Walking around outside, I had become less diligent about my scarf, and it had slipped. Drinking my sherbet and taking in the carnival-like atmosphere, it took me a minute to realize my cover was totally blown. About this time a policeman, dressed in an olive uniform and standing with half a dozen of his peers, asked me where I was from. I hesitated only a second before saying “America.” He informed me that I was not safe at the festival. Looking around, I found that quite hard to believe, and I told him as much. He indicated that the area of town I was in was not safe (read: Muslim) and that I might be happier on the other side of the gate (read: Tourist Area). I told him I thought I was perfectly safe and that everyone had been very kind to me. In fact, would he mind taking a picture with me? He declined saying “ok, ok,” and relayed that if I wasn’t careful people might push up against me. I thanked him for his concern and walked a few feet away where I stood watching the scene from more of a distance.

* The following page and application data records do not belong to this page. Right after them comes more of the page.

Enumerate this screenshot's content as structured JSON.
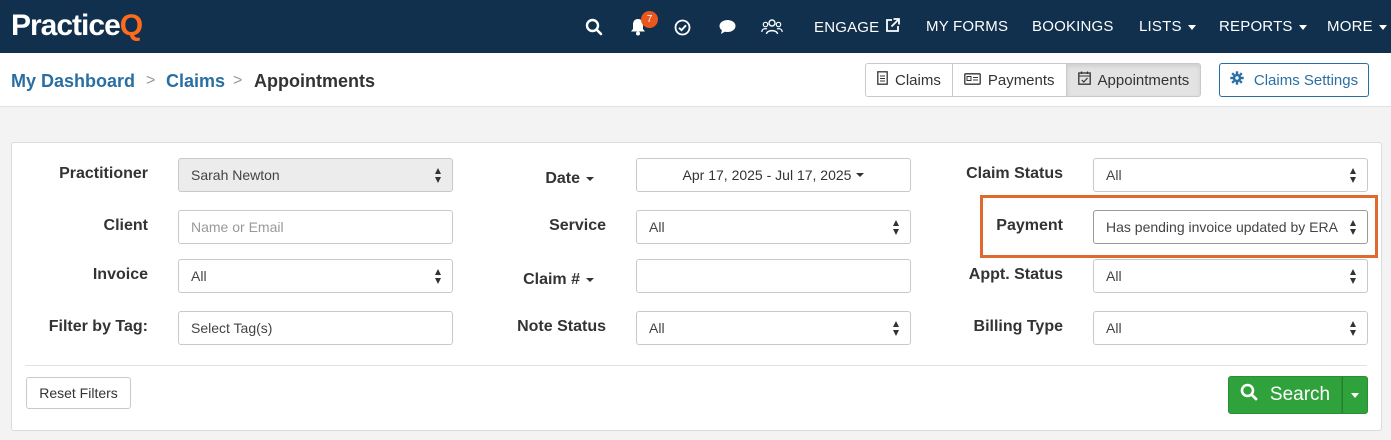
{
  "nav": {
    "logo_main": "Practice",
    "logo_q": "Q",
    "notification_count": "7",
    "links": {
      "engage": "ENGAGE",
      "my_forms": "MY FORMS",
      "bookings": "BOOKINGS",
      "lists": "LISTS",
      "reports": "REPORTS",
      "more": "MORE"
    },
    "icons": [
      "search-icon",
      "bell-icon",
      "check-circle-icon",
      "chat-icon",
      "team-icon",
      "external-link-icon"
    ]
  },
  "breadcrumb": {
    "items": [
      "My Dashboard",
      "Claims",
      "Appointments"
    ],
    "separator": ">"
  },
  "view_tabs": {
    "claims": "Claims",
    "payments": "Payments",
    "appointments": "Appointments",
    "active": "Appointments"
  },
  "claims_settings_label": "Claims Settings",
  "filters": {
    "practitioner": {
      "label": "Practitioner",
      "value": "Sarah Newton"
    },
    "client": {
      "label": "Client",
      "placeholder": "Name or Email"
    },
    "invoice": {
      "label": "Invoice",
      "value": "All"
    },
    "filter_by_tag": {
      "label": "Filter by Tag:",
      "placeholder": "Select Tag(s)"
    },
    "date": {
      "label": "Date",
      "value": "Apr 17, 2025 - Jul 17, 2025"
    },
    "service": {
      "label": "Service",
      "value": "All"
    },
    "claim_number": {
      "label": "Claim #",
      "value": ""
    },
    "note_status": {
      "label": "Note Status",
      "value": "All"
    },
    "claim_status": {
      "label": "Claim Status",
      "value": "All"
    },
    "payment": {
      "label": "Payment",
      "value": "Has pending invoice updated by ERA"
    },
    "appt_status": {
      "label": "Appt. Status",
      "value": "All"
    },
    "billing_type": {
      "label": "Billing Type",
      "value": "All"
    }
  },
  "actions": {
    "reset": "Reset Filters",
    "search": "Search"
  },
  "colors": {
    "nav_bg": "#10304d",
    "logo_accent": "#ff6b1a",
    "link_blue": "#2a6fa3",
    "highlight": "#e06a2d",
    "search_green": "#30a23b"
  }
}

Yes, it was true that many people were staring at me, but I did not sense anger in their faces, only curiosity. While Udiapur is a tourist-filled town, even just a kilometer or two outside the main streets was another world, and a white western woman was a curiosity – much like a women in full sari might be stared at walking around a suburban mall in a suburb of Indianapolis, Indiana.
The seed, however, had been planted. The police officer’s words had clouded my mind, and instead of noticing the smiling faces, I became increasingly aware of the few serious and sullen ones. Instead of noticing the old man holding the little girl dressed entirely in pink, I noticed the groups of police standing with arms folded and surveying the scene. Instead of noticing the contrast of the brightly colored women’s saris and the men’s white Punjabi suits, I noticed the contrast of my slightly paler face to their slightly darker ones. Saddened, I turned toward the infamous gate and slowly walked away.
Before I passed through the ancient stone archway, a runaway bull cow took off down the street, narrowly missing me in its quest for a doe-eyed female. He mounted her at full speed, taking out a motorbike, which nearly toppled a boy sitting nearby, before the cow made her escape. I honestly believe, with all my heart, that the bull in heat represented a far greater danger to me than the hundreds of men, women and children gathering to celebrate the birthday of their prophet.
Next week: Two Weddings